    Book Review

Reviewed by Lucinda E Clarke for Readers' Favorite

Life Out Of Reach - Spare Burden covers the first 16 years of the author’s life with her Indian parents who had emigrated and settled in the Birmingham area of England. The family is large, but Jas’s earliest memories are of her Mam, her grandmother, who passed away when she was very young. The whole family is ruled by her grandfather, whose way of life strictly adheres to their culture and practices as they are followed in India. In one respect, Jas is lucky as her parents appear to be more modern, encouraging their children to get an education. However, the downside is that Jas is the second eldest of 6 girls, and this is almost a mark of shame in the Sikh Punjabi community. ‘Girls are a burden’ is a theme throughout the book; a boy is of more value. The easiest way to get rid of the burden is to marry the girls off as soon as they are old enough; 16 in Britain although it would have been earlier back home. There is even a suggestion that Jas’s grandfather had disposed of some of his female children at birth. Jas recounts her early years and her school days until she is in her first year studying for her A levels. She plans to go on to university to read English and then become a journalist. She longs to be free, and spends many hours reading, her window into a wider world. While she envies those white girls she meets at school, she is a dutiful daughter and obeys her parents in everything. But there is a shock at the end which leaves the reader stunned.

I am so thrilled that I picked up Life Out Of Reach - Spare Burden by Jas Dosanjh. I would love this book to be on the prescribed list for all schoolchildren in Britain and also for their parents. This book blows the lid off Indian culture and customs. It highlights the brutal oppression the men have over their women, down to the last detail. It shows how the family members spy on their female children if they so much as talk to a member of the opposite sex, due to the desperate fear their girls will not remain pure for marriage. Their stranglehold is far worse than I ever even suspected. While arranged marriages are common, the small amount of time the young people have to get to know each other is horrific and if anything goes wrong, it is always the woman to blame.

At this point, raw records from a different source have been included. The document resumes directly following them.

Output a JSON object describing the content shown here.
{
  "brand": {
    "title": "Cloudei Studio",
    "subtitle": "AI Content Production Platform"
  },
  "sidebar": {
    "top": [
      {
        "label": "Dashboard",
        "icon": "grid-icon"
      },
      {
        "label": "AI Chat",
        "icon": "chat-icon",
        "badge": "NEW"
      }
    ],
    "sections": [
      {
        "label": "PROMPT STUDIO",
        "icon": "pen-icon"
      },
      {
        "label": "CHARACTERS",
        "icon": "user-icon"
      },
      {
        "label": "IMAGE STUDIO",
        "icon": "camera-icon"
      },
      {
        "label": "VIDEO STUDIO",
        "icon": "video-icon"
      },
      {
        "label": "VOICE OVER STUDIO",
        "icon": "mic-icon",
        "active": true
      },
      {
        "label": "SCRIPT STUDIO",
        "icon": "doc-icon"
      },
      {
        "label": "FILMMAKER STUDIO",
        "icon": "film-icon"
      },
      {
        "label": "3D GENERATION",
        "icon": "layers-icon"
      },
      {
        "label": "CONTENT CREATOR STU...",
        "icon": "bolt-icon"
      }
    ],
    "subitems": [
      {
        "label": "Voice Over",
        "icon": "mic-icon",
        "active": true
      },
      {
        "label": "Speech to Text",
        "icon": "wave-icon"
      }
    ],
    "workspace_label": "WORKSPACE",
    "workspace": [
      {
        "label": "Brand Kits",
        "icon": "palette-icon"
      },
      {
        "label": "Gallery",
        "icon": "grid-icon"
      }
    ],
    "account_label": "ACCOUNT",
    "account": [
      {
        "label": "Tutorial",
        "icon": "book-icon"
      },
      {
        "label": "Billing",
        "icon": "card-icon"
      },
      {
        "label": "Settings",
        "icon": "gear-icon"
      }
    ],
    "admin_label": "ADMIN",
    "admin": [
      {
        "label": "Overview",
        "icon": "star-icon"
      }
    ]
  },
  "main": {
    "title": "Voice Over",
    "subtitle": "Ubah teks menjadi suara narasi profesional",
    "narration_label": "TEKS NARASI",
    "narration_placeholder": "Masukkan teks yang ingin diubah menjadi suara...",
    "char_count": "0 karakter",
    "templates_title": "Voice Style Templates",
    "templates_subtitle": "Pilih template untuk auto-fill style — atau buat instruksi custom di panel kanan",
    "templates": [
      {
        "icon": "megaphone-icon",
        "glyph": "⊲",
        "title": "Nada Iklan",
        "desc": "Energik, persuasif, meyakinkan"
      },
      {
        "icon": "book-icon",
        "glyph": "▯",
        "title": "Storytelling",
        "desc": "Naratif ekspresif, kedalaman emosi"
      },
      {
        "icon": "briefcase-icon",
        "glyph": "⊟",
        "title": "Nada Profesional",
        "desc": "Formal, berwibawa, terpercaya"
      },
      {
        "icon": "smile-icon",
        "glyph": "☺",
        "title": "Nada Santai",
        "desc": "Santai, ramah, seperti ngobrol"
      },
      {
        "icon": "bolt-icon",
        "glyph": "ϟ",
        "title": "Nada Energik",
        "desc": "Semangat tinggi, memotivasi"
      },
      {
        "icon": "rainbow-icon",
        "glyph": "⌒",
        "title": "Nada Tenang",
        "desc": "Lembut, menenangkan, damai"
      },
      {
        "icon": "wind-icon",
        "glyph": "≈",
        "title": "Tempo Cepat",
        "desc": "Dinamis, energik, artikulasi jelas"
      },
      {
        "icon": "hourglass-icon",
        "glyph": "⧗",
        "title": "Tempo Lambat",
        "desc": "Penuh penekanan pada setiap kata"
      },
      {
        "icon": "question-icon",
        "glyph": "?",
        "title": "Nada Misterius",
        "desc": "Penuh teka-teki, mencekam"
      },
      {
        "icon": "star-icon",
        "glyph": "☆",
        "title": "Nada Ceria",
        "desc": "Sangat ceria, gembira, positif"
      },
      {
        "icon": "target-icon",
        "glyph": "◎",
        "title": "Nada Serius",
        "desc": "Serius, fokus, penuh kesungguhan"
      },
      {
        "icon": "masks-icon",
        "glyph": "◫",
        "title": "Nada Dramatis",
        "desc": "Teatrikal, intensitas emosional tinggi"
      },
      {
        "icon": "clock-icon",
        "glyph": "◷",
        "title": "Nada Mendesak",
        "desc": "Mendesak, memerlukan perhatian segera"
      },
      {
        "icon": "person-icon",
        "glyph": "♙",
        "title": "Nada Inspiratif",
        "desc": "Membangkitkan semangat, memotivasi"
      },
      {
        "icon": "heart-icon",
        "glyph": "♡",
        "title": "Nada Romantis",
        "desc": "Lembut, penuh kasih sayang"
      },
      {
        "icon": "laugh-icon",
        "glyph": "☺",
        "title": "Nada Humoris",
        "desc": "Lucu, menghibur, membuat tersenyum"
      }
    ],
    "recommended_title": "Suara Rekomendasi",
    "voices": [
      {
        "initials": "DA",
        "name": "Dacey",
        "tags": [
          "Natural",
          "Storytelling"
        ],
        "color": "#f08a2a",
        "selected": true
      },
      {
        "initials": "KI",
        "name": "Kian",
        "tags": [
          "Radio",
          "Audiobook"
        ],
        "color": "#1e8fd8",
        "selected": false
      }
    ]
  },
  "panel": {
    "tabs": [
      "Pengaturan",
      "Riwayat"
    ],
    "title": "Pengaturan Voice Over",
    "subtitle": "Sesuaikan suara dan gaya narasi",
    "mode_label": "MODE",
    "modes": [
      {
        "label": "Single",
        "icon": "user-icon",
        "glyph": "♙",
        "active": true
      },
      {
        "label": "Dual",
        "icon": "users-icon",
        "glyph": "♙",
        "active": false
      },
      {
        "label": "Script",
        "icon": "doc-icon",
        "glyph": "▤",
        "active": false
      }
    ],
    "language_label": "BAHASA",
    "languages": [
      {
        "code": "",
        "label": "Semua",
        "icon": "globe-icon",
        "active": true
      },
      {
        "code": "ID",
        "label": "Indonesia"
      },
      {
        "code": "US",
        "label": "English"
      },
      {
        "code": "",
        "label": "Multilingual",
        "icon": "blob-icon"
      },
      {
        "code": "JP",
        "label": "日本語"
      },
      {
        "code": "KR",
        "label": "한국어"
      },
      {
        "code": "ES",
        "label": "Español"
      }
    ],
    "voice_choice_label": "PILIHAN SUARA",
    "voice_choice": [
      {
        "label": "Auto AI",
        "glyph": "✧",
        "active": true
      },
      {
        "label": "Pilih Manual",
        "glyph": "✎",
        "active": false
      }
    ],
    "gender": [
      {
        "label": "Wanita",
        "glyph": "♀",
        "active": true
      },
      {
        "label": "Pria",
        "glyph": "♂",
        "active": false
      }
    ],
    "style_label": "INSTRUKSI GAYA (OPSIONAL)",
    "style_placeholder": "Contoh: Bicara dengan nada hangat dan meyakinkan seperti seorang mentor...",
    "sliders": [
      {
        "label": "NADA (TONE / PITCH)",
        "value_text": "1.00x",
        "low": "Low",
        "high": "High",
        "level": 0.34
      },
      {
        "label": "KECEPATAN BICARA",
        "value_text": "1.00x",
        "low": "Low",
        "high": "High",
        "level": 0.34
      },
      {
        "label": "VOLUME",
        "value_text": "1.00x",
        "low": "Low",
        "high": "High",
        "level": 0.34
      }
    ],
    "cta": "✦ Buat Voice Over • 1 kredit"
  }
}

I also had no idea how much animosity there is between different Indian castes and religions, Sikhs and Muslims and their refusal to integrate into other cultures in their new country. There is too the underlying hatred and disdain towards the British for ruling India in the past and the cruel treatment suffered under the occupation. Much of this spills out in the playground of a British school, causing huge problems for Jas as she is happy to be friendly with white girls, Muslims and simply judges people by the way they behave and not their genealogical background and beliefs. She plans a very different future for herself, free of the claustrophobic age-old practices she sees as pointless, most of which reinforce the total domination of men in Indian society. The extent to which the selfishness and self-obsession of the males in families about how their children might shame and embarrass them overrides any parental love and care, and is astounding. This book blew me away, opened my eyes and left me reeling. I understand there will be more in the series and I can’t wait for the next one to come out. I shall be eagerly waiting to read it as I’m sure it will be as well written as this first book. A well deserved 5 stars.

John Parker

I thank you, Jas, for sharing your life. It touched me in a​ way that I cannot
adequately describe. You write with intensity and emotion that is rare
- from your heart and soul. It is entirely in sync with my memory of
the charming, straightforward​ and down to earth person I met once several.
I wish you all the best and look forward to your next book